Image Image Image Image Image Image Image Image Image Image

The Blue & Gray Press | February 25, 2018

Scroll to top

Top

Survey studies Virginia's views on gay marriage

By STEPHANIE TIPPLE

A survey, conducted by the University of Mary Washington Center for Leadership and Media Studies, concluded that the Commonwealth of Virginia continues to lean “purple,” with support closely divided between Democrats and Republicans on a wide range of social and economic issues, including the question of legalizing gay marriage.

The purpose for the survey was to help inform Virginians about the public opinion in the Commonwealth during a time of many changes, including a potential 2014 Senate race between Senator Mark Warner (D) and Governor Bob McDonnell (R).

According to the survey data, Warner received 51 percent support, while McDonnell received 35 percent. The survey responses were compiled from a sample of 1,004 Virginia residents 18 and older.

The survey also looked at a potential Virginia Governor race between Attorney Ken Cuccinelli (R) and Terry McAuliffe (D), in which McAuliffe was found to receive 38 percent of support, compared to 37 percent for Cuccinelli.

“This is a state that was reliably Republican for Presidential elections for years, and then in 2008, and again in 2012, the Democrats were able to win the state,” said Professor of Political Science and International Relations Farnsworth, a chair of the American Political Science Association and former reporter for the Kansas City Star.

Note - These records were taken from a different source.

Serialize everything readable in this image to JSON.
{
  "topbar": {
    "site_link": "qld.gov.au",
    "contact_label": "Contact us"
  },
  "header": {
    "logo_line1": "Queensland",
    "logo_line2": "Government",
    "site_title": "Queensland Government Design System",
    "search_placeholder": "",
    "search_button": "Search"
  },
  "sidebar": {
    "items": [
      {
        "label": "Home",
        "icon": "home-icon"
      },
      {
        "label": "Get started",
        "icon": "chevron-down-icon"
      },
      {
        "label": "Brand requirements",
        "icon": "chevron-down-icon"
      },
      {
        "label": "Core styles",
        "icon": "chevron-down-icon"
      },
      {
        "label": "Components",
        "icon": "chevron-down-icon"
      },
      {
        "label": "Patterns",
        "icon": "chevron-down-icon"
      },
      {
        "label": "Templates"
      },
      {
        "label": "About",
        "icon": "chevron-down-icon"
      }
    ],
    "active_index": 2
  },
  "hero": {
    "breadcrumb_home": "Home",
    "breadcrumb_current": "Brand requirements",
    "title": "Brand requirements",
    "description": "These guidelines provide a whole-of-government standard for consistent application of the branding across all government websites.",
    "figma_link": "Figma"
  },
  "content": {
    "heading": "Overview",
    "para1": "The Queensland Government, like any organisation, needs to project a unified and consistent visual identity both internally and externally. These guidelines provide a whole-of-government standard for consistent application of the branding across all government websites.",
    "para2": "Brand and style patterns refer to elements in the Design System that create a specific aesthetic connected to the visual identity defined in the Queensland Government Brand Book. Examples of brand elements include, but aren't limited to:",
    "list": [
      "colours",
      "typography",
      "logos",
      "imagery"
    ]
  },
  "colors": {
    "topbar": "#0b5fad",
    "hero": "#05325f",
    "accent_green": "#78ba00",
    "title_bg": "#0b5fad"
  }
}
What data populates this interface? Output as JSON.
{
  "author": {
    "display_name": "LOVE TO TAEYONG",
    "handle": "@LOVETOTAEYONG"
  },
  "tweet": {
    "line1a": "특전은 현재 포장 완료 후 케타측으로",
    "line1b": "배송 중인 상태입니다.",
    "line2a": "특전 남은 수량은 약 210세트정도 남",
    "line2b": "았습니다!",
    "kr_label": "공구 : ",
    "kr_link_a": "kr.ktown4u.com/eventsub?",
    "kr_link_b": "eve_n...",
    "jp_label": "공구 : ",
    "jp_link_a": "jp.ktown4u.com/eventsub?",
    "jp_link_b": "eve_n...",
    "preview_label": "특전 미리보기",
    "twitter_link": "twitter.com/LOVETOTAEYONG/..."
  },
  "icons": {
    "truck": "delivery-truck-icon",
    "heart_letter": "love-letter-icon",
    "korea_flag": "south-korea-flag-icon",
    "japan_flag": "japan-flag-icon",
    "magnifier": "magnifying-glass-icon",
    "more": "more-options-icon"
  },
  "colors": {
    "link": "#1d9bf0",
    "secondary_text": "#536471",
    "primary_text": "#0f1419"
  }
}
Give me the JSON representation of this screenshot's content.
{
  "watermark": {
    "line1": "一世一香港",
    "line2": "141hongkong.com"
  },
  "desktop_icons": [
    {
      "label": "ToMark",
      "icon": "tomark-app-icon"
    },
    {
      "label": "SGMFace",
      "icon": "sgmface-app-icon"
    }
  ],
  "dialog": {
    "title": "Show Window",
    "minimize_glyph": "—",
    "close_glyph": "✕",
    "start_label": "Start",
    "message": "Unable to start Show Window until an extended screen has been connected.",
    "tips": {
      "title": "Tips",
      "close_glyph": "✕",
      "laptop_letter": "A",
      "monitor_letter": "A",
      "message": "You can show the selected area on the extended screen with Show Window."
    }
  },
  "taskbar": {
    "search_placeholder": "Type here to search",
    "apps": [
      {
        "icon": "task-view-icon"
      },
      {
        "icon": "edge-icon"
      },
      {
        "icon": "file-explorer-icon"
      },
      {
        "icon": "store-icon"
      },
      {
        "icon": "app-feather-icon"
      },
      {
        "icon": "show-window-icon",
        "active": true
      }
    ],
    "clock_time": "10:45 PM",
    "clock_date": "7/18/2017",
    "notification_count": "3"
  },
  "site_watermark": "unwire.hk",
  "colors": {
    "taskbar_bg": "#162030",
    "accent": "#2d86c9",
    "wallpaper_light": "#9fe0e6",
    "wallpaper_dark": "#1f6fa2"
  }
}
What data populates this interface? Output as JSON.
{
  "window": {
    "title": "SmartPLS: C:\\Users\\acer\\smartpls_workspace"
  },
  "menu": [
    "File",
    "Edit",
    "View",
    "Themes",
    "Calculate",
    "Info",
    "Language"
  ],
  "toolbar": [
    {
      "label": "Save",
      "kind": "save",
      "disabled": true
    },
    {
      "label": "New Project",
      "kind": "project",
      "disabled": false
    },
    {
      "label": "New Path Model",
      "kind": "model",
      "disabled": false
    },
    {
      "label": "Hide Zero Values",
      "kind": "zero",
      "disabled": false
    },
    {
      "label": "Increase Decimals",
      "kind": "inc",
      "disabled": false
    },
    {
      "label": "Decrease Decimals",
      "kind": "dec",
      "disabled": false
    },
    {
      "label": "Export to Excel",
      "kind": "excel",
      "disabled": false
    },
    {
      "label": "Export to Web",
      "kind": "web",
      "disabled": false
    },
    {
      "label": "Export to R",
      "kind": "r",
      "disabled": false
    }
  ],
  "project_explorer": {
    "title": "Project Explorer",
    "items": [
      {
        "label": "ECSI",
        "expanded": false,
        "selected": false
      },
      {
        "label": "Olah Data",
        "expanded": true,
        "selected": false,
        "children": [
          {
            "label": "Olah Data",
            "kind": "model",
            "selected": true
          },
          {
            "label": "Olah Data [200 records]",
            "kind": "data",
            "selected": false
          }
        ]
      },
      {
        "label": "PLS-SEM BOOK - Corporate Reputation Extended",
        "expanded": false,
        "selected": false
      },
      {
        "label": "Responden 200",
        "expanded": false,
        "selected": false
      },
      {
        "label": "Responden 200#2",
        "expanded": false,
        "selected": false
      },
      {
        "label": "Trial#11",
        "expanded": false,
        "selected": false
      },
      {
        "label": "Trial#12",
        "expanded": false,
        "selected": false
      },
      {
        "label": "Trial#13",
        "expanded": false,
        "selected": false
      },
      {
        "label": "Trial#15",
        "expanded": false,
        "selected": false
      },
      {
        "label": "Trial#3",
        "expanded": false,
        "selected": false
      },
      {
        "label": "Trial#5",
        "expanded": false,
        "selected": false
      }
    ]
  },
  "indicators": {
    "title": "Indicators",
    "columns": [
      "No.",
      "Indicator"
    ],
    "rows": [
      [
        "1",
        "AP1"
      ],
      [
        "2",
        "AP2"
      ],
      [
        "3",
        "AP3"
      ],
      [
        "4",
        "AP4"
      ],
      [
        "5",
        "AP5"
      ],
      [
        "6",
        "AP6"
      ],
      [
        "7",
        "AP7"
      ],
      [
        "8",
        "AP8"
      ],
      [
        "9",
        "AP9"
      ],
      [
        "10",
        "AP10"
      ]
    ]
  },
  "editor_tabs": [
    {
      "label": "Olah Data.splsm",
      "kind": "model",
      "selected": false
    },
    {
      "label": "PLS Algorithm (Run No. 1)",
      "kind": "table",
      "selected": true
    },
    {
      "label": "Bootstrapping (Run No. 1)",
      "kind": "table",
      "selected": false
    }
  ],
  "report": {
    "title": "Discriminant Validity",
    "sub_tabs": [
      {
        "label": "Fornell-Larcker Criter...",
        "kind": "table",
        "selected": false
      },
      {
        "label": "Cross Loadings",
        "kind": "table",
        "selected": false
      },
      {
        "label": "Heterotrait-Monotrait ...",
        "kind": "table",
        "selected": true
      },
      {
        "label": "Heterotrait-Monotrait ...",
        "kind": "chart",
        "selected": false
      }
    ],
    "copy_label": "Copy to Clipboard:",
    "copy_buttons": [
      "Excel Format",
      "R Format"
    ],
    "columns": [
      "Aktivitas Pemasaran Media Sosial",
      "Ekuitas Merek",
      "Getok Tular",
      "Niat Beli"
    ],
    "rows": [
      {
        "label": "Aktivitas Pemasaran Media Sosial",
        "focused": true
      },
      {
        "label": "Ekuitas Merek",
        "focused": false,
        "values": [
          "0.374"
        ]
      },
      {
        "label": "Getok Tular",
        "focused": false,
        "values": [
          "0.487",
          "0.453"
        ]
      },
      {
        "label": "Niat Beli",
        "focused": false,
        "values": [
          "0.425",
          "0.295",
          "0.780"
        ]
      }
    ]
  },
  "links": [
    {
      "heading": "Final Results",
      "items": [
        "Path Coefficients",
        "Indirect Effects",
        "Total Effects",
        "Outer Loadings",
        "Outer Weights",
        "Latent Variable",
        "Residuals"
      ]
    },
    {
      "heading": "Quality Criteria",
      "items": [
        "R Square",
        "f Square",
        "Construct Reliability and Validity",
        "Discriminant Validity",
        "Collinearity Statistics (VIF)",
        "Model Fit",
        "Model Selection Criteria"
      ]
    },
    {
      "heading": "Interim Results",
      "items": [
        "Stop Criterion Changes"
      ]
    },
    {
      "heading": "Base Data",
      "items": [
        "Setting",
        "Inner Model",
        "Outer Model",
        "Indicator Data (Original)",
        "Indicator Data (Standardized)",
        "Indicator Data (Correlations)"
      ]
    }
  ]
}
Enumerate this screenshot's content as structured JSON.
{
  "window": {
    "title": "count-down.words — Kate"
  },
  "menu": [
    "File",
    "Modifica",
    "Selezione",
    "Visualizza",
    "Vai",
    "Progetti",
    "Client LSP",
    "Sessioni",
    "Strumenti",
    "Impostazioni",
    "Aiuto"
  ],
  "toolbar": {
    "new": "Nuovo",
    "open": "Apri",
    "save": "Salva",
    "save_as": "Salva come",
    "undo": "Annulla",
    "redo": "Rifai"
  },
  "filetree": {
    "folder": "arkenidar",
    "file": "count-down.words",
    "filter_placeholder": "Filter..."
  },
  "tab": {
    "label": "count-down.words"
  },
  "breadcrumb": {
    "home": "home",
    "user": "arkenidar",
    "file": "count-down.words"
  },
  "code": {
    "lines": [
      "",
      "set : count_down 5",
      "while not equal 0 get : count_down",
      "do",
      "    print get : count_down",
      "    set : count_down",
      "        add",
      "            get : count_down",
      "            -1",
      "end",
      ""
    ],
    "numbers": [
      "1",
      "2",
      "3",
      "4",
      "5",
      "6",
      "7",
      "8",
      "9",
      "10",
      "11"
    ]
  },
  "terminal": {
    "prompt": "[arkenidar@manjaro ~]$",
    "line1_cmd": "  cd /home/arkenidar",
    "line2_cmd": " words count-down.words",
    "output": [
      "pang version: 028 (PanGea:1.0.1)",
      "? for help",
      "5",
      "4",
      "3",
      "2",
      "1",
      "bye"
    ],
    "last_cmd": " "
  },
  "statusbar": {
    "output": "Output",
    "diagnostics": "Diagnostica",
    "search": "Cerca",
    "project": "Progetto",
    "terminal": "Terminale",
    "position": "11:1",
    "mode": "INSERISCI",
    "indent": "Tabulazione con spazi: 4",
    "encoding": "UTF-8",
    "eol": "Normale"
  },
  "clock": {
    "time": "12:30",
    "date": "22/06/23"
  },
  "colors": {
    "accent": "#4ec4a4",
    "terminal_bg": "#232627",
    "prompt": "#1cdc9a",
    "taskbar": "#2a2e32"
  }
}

The survey, which included questions regarding President Barack Obama’s performance, taxes and public interests, reasserted Virginia’s presence as a purple state, a state almost evenly divided between Democrats and Republicans, with a majority of opinions veering to both sides of the aisle.

While there was still a high level of support for conservative causes, such as capital punishment (with 65 percent of surveyors in support), the starkest change in public opinion has been on the timely issue of legalizing gay marriage.

“What we’re seeing here is Virginia is really a state for independence; it’s clearly a matter of purple state politics,” said Farnsworth.

In the demographics of gender, region and age Farnsworth said, “What you can find on the gay marriage question is a lot of divisions within the state.”

The large jump in support of gay marriage, according to Farnsworth, is nothing short of astonishing. “In 2006, the voters in Virginia passed a Constitutional Amendment to ban gay marriage, and they did so by a 57-to-43 margin,” said Farnsworth. “And what you look at this survey and see is basically the state is now divided 50/50 on the legalization of gay marriage.”

While the increase in support for gay marriage is important to note, Farnsworth also looked at the reasons for this radical change, and found two that were significant.

“The first reason is just generational replacement; young people are overwhelmingly for gay marriage, older people are generally opposed. And as time passes, you’re seeing more young people in the electorate,” said Farnsworth. “The second thing is the growing number of people in Virginia who aren’t from the South.”

Farnsworth believes that the coverage of the Supreme Court case for the Defense of Marriage Act has also played a role.

“The shift in the state is going on in the middle of a national debate,” said Farnsworth.

While the numbers are trending in favor of gay marriage in the state, that the numbers lag when compared to the support of other states across the nation. Politicians from the right have not shifted their positions on gay marriage in Virginia, but they’re far less vocal about it, according to Farnsworth.

“I don’t know that a lot of Republicans have changed their position, but they’re talking about it a lot less. In part, it’s because they don’t think it’s a winning hand to bring up the gay marriage issue. To me – it’s the silence that’s deafening,” said Farnsworth.

In addition to this survey, the Center for Leadership and Media Studies hosts several on-campus events and programs to put students in contact with the political process.

“One of our main emphases is bring politics to campus and bringing students to politics. The Center is very much about making it easier for students to find where they fit in to the political system,” said Farnsworth.